In honor of World Jellyfish Day, we bring you the Cephea cephea, a jelly so nice they named it twice. This ocean dweller can reach over 20 inches in diameter and is sometimes called the Cauliflower Jellyfish because of its resemblance to the vegetable thanks to its eight brownish, mouth-arms. (It’s also been dubbed the Crown Jellyfish—which can be confusing, since that name is also used for other species.) Jellies have bodies that are made of two transparent layers: an outer one for protection and an inner one for digesting food. Between the two layers, you’ll find nothing but a watery gel—in fact, their bodies are more than 95% water!
It’s the first day of Manatee Awareness Month! West Indian manatees, sometimes called sea cows, may have once been mistaken for mermaids by explorers. In fact, this species is part of a small group of marine mammals known as “Sirenia,” a name that comes from the Sirens of ancient Greek mythology, who were thought to have lured sailors onto their islands with enchanting songs.
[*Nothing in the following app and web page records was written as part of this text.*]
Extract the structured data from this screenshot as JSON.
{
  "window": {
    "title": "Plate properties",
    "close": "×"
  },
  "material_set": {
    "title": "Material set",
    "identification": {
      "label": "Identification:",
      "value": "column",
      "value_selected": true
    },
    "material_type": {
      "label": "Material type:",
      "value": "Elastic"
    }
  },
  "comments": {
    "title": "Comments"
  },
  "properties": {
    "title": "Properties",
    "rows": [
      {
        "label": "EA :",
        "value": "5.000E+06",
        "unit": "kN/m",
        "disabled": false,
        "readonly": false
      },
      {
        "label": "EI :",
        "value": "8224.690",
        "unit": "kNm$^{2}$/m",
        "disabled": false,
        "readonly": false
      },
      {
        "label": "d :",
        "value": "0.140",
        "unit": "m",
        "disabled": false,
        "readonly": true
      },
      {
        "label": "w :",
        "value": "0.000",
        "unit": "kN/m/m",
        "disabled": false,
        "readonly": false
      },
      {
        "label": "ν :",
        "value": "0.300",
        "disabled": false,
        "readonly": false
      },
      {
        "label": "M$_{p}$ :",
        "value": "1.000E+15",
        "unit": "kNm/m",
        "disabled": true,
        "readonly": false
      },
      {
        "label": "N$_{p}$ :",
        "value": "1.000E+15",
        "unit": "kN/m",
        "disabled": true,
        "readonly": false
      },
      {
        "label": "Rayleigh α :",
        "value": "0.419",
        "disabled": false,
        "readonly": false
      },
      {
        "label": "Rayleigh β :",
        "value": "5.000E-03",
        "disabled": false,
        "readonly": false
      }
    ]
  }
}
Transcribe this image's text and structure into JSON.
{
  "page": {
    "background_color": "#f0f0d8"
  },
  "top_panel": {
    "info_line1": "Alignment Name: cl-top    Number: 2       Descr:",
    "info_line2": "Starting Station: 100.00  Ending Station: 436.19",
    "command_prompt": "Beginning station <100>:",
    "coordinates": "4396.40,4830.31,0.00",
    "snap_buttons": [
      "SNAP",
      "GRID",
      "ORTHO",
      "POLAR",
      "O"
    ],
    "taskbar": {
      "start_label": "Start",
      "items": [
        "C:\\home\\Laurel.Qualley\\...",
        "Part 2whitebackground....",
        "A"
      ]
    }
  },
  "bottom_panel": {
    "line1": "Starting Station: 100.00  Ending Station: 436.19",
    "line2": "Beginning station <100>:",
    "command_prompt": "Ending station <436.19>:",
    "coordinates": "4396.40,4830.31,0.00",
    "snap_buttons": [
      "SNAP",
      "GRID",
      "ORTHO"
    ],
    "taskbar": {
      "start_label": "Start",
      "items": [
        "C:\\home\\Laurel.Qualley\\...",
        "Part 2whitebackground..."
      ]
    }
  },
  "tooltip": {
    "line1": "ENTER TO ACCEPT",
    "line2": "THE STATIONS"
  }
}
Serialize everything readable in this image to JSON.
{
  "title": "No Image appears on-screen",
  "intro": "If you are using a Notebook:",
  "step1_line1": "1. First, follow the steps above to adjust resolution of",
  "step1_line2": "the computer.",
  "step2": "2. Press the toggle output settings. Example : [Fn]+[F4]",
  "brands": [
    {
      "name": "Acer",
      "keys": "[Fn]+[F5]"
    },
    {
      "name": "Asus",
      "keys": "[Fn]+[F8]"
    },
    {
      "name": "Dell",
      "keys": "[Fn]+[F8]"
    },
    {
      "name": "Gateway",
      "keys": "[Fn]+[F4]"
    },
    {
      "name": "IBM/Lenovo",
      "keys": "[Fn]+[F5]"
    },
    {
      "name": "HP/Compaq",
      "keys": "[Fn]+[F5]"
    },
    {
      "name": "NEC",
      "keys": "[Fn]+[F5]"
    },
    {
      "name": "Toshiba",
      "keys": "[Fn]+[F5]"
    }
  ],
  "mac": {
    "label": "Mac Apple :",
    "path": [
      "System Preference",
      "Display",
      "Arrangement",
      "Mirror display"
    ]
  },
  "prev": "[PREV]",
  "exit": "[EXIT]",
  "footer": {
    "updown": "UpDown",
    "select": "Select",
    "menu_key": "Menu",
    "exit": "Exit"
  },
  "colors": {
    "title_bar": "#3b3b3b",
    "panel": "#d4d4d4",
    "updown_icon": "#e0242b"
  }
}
Manatees are currently listed as “vulnerable” on the IUCN Red List, and face threats that include collisions with boats and loss of warm water habitat. Legislation in Florida has been passed to help protect this species. Photo: David Hinkel
This is how you get a real experience with complex wildlife, not by disrupting them and putting them into tanks as money-making pets.
There are so many animal and environmentally friendly ways of seeing these animals in the wild, whether it be land-based watching, kayaking, or taking a tour with a reputable whale watching company that uses the least invasive and most eco-friendly methods.
There’s not need for marine parks anymore. Please make the ethical decision.